Emerging manager criteria such as track record and AUM “are tailored for each asset class and… the manager universe prevailing,” according to LACERA’s investment policy statement. “Emerging managers may include, but are not limited to, investment managers that are owned by individuals of diverse backgrounds that have traditionally been under-represented in the financial services industry.”

LACERA has retained Hamilton Lane to source emerging managers.

Contact: Katie Moore, head of emerging and diverse investing at Hamilton Lane,

Massachusetts Pension Reserves Investment Management

MassPRIM has allocated $1 billion to emerging-diverse managers across private and public markets over two years to 2023. Last December, MassPRIM handed Hamilton Lane a $300 million mandate to invest in emerging and –diverse private equity firms. It has also contracted Cambridge Associates for real estate.

The pension system “is taking important steps in addressing the inequities endemic in the financial services sector,” Deborah Goldberg, Massachusetts state treasurer and chair of MassPRIM’s board, said last year. “This is real and tangible progress that will reduce barriers and expand opportunities for diverse investment managers.”

Contact: Katie Moore, head of emerging and diverse investing at Hamilton Lane,

Northwestern Mutual

Life insurance company Northwestern Mutual has created a $100 million fund to invest in Black- and minority-owned businesses to “close the racial wealth gap” in the US. The insurer is delivering this via Black-owned private equity funds: it has already invested with the Clear Vision Fund and the Gateway Capital Fund. But Northwestern Mutual has not ruled out direct investments or investing with GPs or funds that are not Black-, African American- or minority-owned, executive vice-president Ray Manista said last year.

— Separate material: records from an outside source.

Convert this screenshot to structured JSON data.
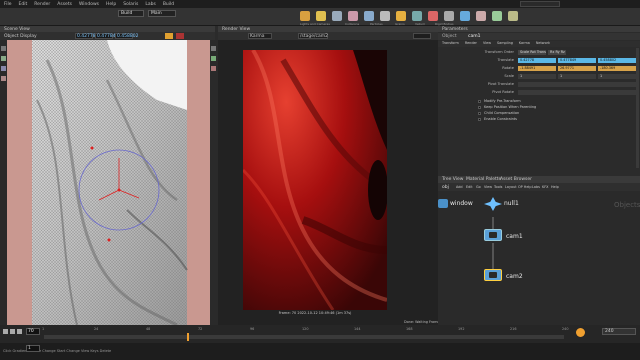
{
  "menubar": {
    "items": [
      "File",
      "Edit",
      "Render",
      "Assets",
      "Windows",
      "Help",
      "Solaris",
      "Labs",
      "Build"
    ],
    "desktop": "Build",
    "take": "Main",
    "search_placeholder": "Search"
  },
  "shelf": {
    "labels": [
      "Lights and Cameras",
      "Collisions",
      "Particles",
      "Grains",
      "Vellum",
      "Rigid Bodies"
    ]
  },
  "viewport": {
    "tab": "Scene View",
    "view_label": "Object Display",
    "camera": "persp1",
    "frame": "0"
  },
  "render_view": {
    "tab": "Render View",
    "renderer": "Karma",
    "camera": "/stage/cam2",
    "caption": "Frame: 70  2022-10-12 10:49:46  (1m 37s)",
    "status": "Done: Waiting Frames"
  },
  "params": {
    "tab": "Parameters",
    "node_type": "Object",
    "node_name": "cam1",
    "subtabs": [
      "Transform",
      "Render",
      "View",
      "Sampling",
      "Karma",
      "Network"
    ],
    "transform_order_label": "Transform Order",
    "transform_order": "Scale Rot Trans",
    "rotate_order": "Rx Ry Rz",
    "translate_label": "Translate",
    "translate": [
      "0.42778",
      "0.477849",
      "0.458802"
    ],
    "rotate_label": "Rotate",
    "rotate": [
      "-1.88491",
      "26.9771",
      "-180.369"
    ],
    "scale_label": "Scale",
    "scale": [
      "1",
      "1",
      "1"
    ],
    "pivot_translate_label": "Pivot Translate",
    "pivot_rotate_label": "Pivot Rotate",
    "toggles": [
      "Modify Pre-Transform",
      "Keep Position When Parenting",
      "Child Compensation",
      "Enable Constraints"
    ]
  },
  "network": {
    "tabs": [
      "Tree View",
      "Material Palette",
      "Asset Browser"
    ],
    "path": "obj",
    "menu": [
      "Add",
      "Edit",
      "Go",
      "View",
      "Tools",
      "Layout",
      "OP Help",
      "Labs",
      "KFX",
      "Help"
    ],
    "context_label": "Objects",
    "nodes": [
      {
        "name": "window"
      },
      {
        "name": "null1"
      },
      {
        "name": "cam1"
      },
      {
        "name": "cam2"
      }
    ]
  },
  "timeline": {
    "frame": "70",
    "ticks": [
      "1",
      "24",
      "48",
      "72",
      "96",
      "120",
      "144",
      "168",
      "192",
      "216",
      "240"
    ],
    "end": "240",
    "start": "1",
    "status": "Click Gradient Handle Change Start Change View Keys Delete"
  },
  "colors": {
    "accent": "#f0a030",
    "render_red": "#b81010",
    "node_blue": "#5aa0d8"
  }
}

Contact: Managers can apply at


Prudential Financial created a $200 million fund in 2021 for early-stage growth funds “with substantial ownership and/or management by women and minorities, particularly those raising capital for first or second funds.” The New York-listed insurance company considers the diversity of the GP’s portfolio management team and the impact of its investment strategy on diverse populations when making investment decisions. It prioritizes GPs raising capital for their first or second funds.

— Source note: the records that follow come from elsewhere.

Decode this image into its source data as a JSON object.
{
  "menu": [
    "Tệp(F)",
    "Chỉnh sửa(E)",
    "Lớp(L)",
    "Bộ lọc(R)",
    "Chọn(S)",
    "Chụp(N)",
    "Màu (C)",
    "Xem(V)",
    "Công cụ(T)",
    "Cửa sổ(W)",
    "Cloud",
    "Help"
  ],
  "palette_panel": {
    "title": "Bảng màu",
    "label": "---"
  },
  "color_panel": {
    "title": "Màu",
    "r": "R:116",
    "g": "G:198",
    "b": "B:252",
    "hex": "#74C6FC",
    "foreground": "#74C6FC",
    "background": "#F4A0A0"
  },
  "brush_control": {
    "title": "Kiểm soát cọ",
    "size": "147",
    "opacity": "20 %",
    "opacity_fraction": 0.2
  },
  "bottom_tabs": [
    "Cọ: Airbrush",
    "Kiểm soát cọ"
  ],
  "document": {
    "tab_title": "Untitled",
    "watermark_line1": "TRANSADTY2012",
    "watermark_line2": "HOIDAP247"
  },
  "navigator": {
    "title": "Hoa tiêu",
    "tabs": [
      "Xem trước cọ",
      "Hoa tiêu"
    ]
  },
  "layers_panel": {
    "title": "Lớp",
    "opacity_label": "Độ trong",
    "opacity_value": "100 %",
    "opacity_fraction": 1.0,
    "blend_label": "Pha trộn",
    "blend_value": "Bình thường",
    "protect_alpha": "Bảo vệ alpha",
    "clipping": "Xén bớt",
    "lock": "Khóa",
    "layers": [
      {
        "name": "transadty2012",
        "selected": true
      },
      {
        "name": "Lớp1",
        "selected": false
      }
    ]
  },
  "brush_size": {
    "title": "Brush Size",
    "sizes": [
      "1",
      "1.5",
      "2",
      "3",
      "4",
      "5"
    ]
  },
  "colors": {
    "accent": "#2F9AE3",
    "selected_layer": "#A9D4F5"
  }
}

Contact: Cherrise Cederqvist, DE&I portfolio lead and vice-president at PGIM,

State Universities Retirement System of Illinois

SURS has set a target to allocate 35 percent of its total assets (currently worth $23 billion) to women-, racial minority- or disabled-owned firms. SURS is exceeding this target, with 42 percent of its assets managed by such businesses, according to a November 2021 report by the fund.

But SURS is under-allocated to emerging managers (defined as women-, racial minority- or disabled-owned firms with between $10 million and $10 billion in managed assets). Eighteen percent of the fund’s total assets are invested with emerging managers, against a target of 25 percent.

About 16 percent of its alternatives allocation is invested with emerging managers, against a target of 20 percent. SURS is particularly under-allocated among women-owned emerging managers in alternatives, with 1 percent invested against a 9 percent target.

SURS has appointed investment consultants Aksia for private equity, Meketa for private credit and Callan for real assets.

Contact: Investment officers Alex Ramos and Kelly Valle,

State of Michigan Retirement System

SMRS launched a $300 million Michigan Small Emerging Manager Program in 2021 to invest across private equity, venture capital, private credit, real estate and secondaries. Its objective is “to expand access to capital for emerging/small private market investment managers with a focus on generating returns and increasing the diversity of investments and the inclusion of a broader range of managers.”

Eligible managers must have less than $3 billion in assets under management and be raising their first through fourth fund. SMRS has a preference for funds under $1 billion and funds with business operations in Michigan. SMRS has retained Barings and GCM Grosvenor to invest the fund.

Contact: Mina Pacheco Nazemi,, and Stephen Cammock and Todd Roland,